Source material START
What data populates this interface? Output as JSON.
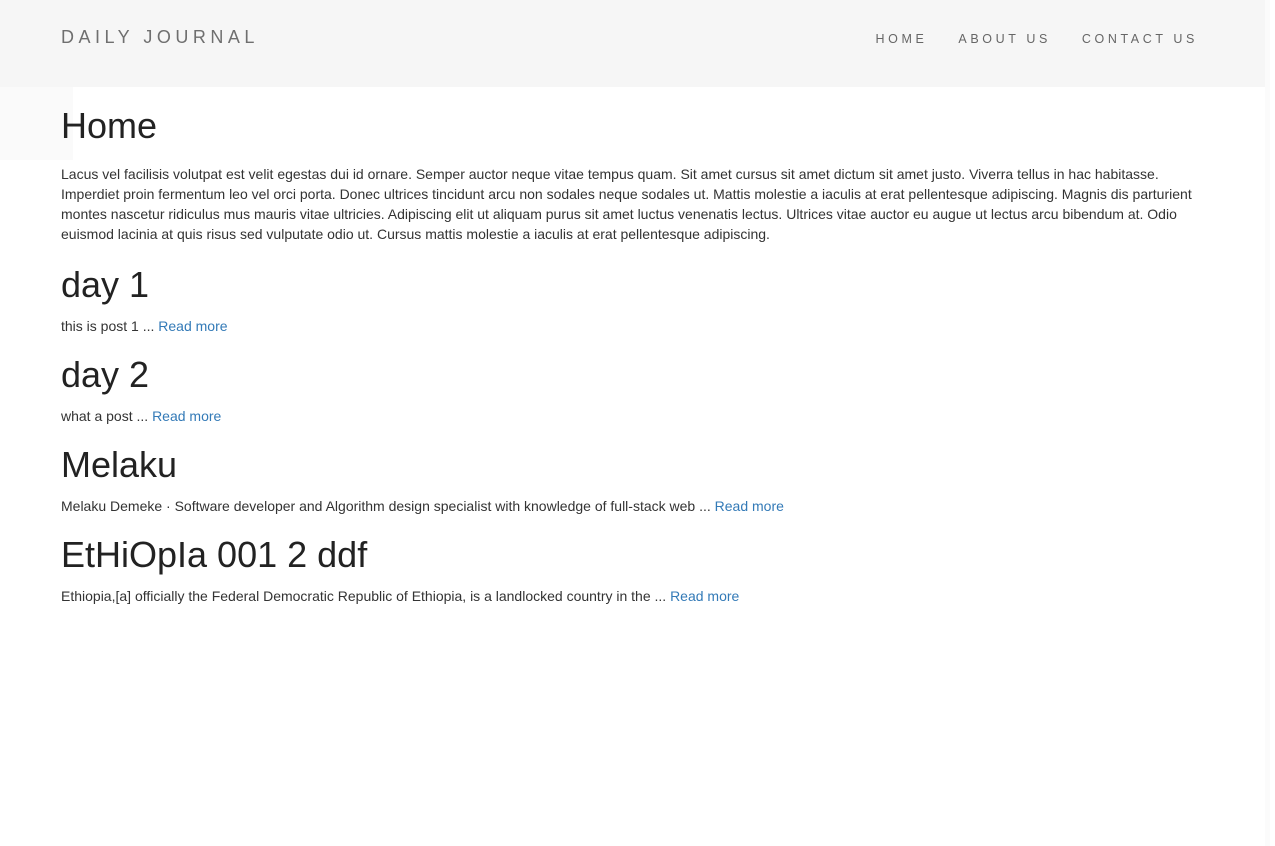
{
  "header": {
    "brand": "DAILY JOURNAL",
    "nav": [
      {
        "label": "HOME"
      },
      {
        "label": "ABOUT US"
      },
      {
        "label": "CONTACT US"
      }
    ]
  },
  "main": {
    "title": "Home",
    "intro": "Lacus vel facilisis volutpat est velit egestas dui id ornare. Semper auctor neque vitae tempus quam. Sit amet cursus sit amet dictum sit amet justo. Viverra tellus in hac habitasse. Imperdiet proin fermentum leo vel orci porta. Donec ultrices tincidunt arcu non sodales neque sodales ut. Mattis molestie a iaculis at erat pellentesque adipiscing. Magnis dis parturient montes nascetur ridiculus mus mauris vitae ultricies. Adipiscing elit ut aliquam purus sit amet luctus venenatis lectus. Ultrices vitae auctor eu augue ut lectus arcu bibendum at. Odio euismod lacinia at quis risus sed vulputate odio ut. Cursus mattis molestie a iaculis at erat pellentesque adipiscing.",
    "posts": [
      {
        "title": "day 1",
        "excerpt": "this is post 1 ...",
        "link": "Read more"
      },
      {
        "title": "day 2",
        "excerpt": "what a post ...",
        "link": "Read more"
      },
      {
        "title": "Melaku",
        "excerpt": "Melaku Demeke · Software developer and Algorithm design specialist with knowledge of full-stack web ...",
        "link": "Read more"
      },
      {
        "title": "EtHiOpIa 001 2 ddf",
        "excerpt": "Ethiopia,[a] officially the Federal Democratic Republic of Ethiopia, is a landlocked country in the ...",
        "link": "Read more"
      }
    ]
  },
  "colors": {
    "navbar_bg": "#f6f6f6",
    "link": "#337ab7",
    "text": "#333333"
  }
}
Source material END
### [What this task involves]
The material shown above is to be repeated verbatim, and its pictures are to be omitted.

### [Output for this task]
What data populates this interface? Output as JSON.
{
  "header": {
    "brand": "DAILY JOURNAL",
    "nav": [
      {
        "label": "HOME"
      },
      {
        "label": "ABOUT US"
      },
      {
        "label": "CONTACT US"
      }
    ]
  },
  "main": {
    "title": "Home",
    "intro": "Lacus vel facilisis volutpat est velit egestas dui id ornare. Semper auctor neque vitae tempus quam. Sit amet cursus sit amet dictum sit amet justo. Viverra tellus in hac habitasse. Imperdiet proin fermentum leo vel orci porta. Donec ultrices tincidunt arcu non sodales neque sodales ut. Mattis molestie a iaculis at erat pellentesque adipiscing. Magnis dis parturient montes nascetur ridiculus mus mauris vitae ultricies. Adipiscing elit ut aliquam purus sit amet luctus venenatis lectus. Ultrices vitae auctor eu augue ut lectus arcu bibendum at. Odio euismod lacinia at quis risus sed vulputate odio ut. Cursus mattis molestie a iaculis at erat pellentesque adipiscing.",
    "posts": [
      {
        "title": "day 1",
        "excerpt": "this is post 1 ...",
        "link": "Read more"
      },
      {
        "title": "day 2",
        "excerpt": "what a post ...",
        "link": "Read more"
      },
      {
        "title": "Melaku",
        "excerpt": "Melaku Demeke · Software developer and Algorithm design specialist with knowledge of full-stack web ...",
        "link": "Read more"
      },
      {
        "title": "EtHiOpIa 001 2 ddf",
        "excerpt": "Ethiopia,[a] officially the Federal Democratic Republic of Ethiopia, is a landlocked country in the ...",
        "link": "Read more"
      }
    ]
  },
  "colors": {
    "navbar_bg": "#f6f6f6",
    "link": "#337ab7",
    "text": "#333333"
  }
}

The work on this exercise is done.